Submit your closure form
If you can, encourage the
child or young person and their family to complete feedback about the
EHA. This will help us to learn what worked for them and what could be
Submitting an Early Help Assessment
Early Help Assessment (EHA) forms must be submitted online. The secure online system will also allow you to upload your EHA action plan and complete the closure form.
Submit your EHA
If you require any assistance with your Early Help Assessment, you can contact our Early Help Support Service.
Early help – a guide for parents and carers
This newly designed leaflet will help families, parents and carers understand what early help is, what the early help process is like and how to get early help. It will also be useful for professionals working with families who might benefit from early help. This leaflet replaces the previous Early Help leaflet for parents and carers and all CAF leaflets for families, parents and carers.
Step down – a guide for parents and carers
This newly designed leaflet will help families, parents and carers understand what the step down from social care process is, how it works and what to expect.

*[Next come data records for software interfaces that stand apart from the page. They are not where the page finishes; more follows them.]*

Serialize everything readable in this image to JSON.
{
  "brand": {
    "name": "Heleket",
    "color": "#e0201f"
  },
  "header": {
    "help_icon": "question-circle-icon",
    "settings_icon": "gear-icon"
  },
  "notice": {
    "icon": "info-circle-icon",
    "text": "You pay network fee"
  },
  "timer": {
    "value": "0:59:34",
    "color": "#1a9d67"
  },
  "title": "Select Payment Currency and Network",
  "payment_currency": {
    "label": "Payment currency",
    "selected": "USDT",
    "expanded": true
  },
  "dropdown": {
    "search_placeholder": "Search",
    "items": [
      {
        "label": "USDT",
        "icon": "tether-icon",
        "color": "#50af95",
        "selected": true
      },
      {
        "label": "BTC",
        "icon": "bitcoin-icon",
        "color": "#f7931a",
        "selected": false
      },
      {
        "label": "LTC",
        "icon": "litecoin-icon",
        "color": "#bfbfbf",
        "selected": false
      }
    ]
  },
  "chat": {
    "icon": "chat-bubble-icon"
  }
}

It will also be useful for social workers and for lead professionals in the community who may work with families who have already stepped down from social care.
Step down from social care to early help – a guide for practitioners
This newly designed leaflet explains the step down from social care to early help process for practitioners. It explains the role of the social worker, what the social worker should expect from practitioners who will provide or coordinate any appropriate ongoing support and what will happen if parents, carers or young people do not consent to continued support.
Training on the Early Help Assessment process
child safeguarding training in partnership with Northamptonshire Safeguarding Children's Board (NSCB) and Barnado's.
Voice of the child
Support for children and young people is meaningless if it ignores the voice of the child or young person. Their situation cannot be improved without listening to what they have to say and acting on it. There are support kits available to help you to listen to the voice of the child.
Early Help Locality Forums
Northamptonshire has seven
Early Help Locality Forums. These partner groups work together to identify and address unmet needs in those areas.
Early help strategy
Northamptonshire has an early help strategy which you can find below:
Families resistant to Early Help intervention
Early help is vital in offering children support which will improve their outcomes and this is needed as soon as problems emerge but sometimes, that support is resisted by families.
For more information on resistant families as well as guidance and strategies to help overcome that resistance please visit the Northamptonshire Safeguarding Children's Board
working with resistant families webpage.